Each of the heart’s four valves – aortic, mitral, pulmonary, tricuspid – has its own distinct role in pumping blood throughout the body. Because each role is vital, any heart valve problem can become a serious medical condition.

“Without treatment, prognosis of severe valve disease is very poor,” says Dr. Charles Cole, a cardiovascular and thoracic surgeon who practices at Washington Regional Cardiovascular and Thoracic Surgery Clinic. “For instance, once someone is diagnosed with symptomatic aortic stenosis, their life expectancy without treatment is less than two years. But, with treatment, their life expectancy completely normalizes.”

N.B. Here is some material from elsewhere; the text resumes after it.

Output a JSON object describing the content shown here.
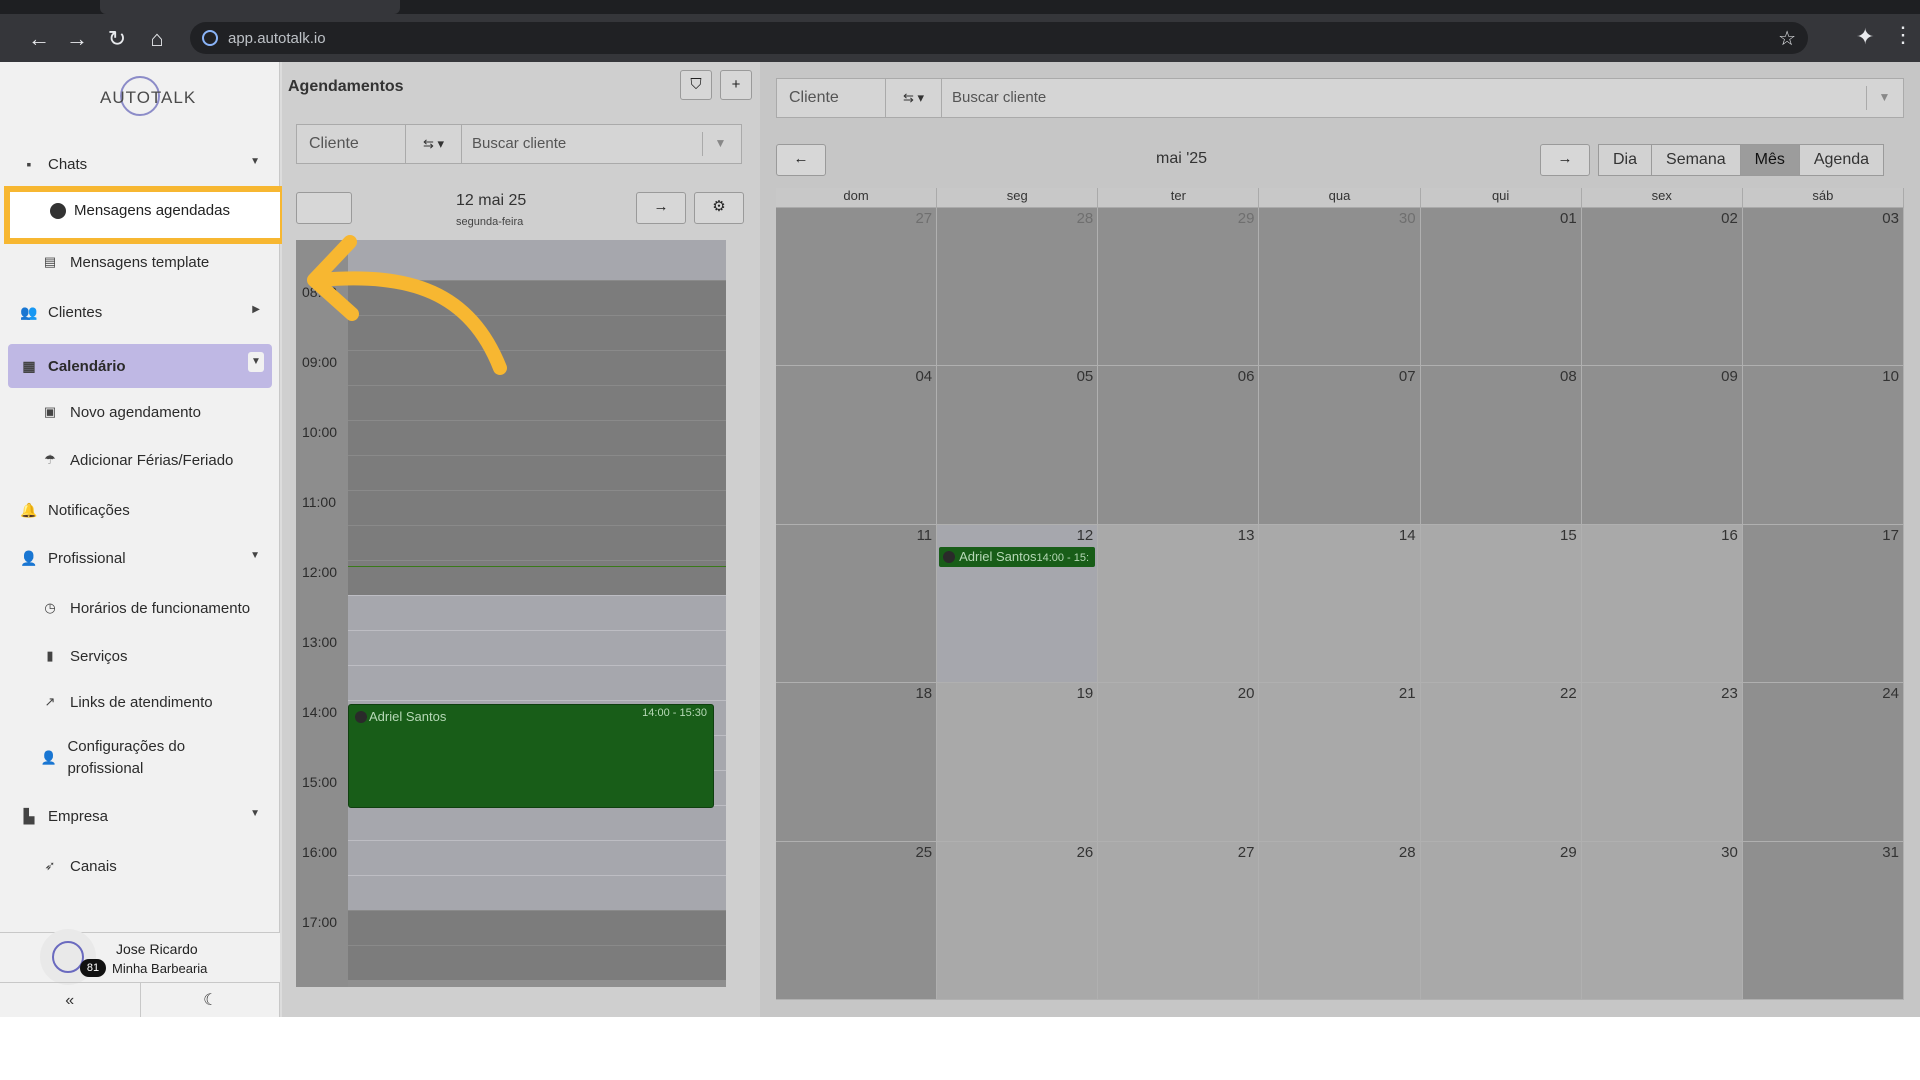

Although some valve diseases are caused by heart defects that were present at birth, the risk of developing heart valve disease increases with age. Aortic valve stenosis is one of the most common heart valve diseases, with more than 20% of older Americans affected. Stenosis describes a valve that has narrowed due to a gradual buildup of calcium. This restricts blood flow to the heart and reduces oxygen supply to the body.

Symptoms may be barely noticeable – even for severe valve problems – or strong symptoms may occur suddenly. Because the warning signs are unpredictable, it’s important to tell your health care provider any time you notice new or worsening symptoms such as:

  • Chest pain with or without exertion
  • Rapid fluttering heartbeat
  • Shortness of breath
  • Faintness or lightheadedness
  • Increased exhaustion after activity
  • Swollen ankles and feet
  • Difficulty sleeping

“If a patient is having shortness of breath, or worsening shortness of breath, or chest pain or lightheadedness, they should call their primary care provider immediately,” Dr. Cole says. There are many causes for such symptoms, he explains, but if the primary care provider suspects a heart valve problem, the next step may be an echocardiogram or ultrasound of the heart.

For those who are diagnosed with valve disease, several factors will go into developing an appropriate treatment plan. Medication may help relieve some symptoms but cannot correct a damaged valve. “Treatment options include surgical valve repair, surgical valve replacement or transcatheter valve replacement, also known as TAVR,” Dr. Cole says. “It depends on the type of valve pathology the patient has, and what is best for that patient. We offer all these treatment options at Washington Regional.”

Heart Valve Disease | American Heart Association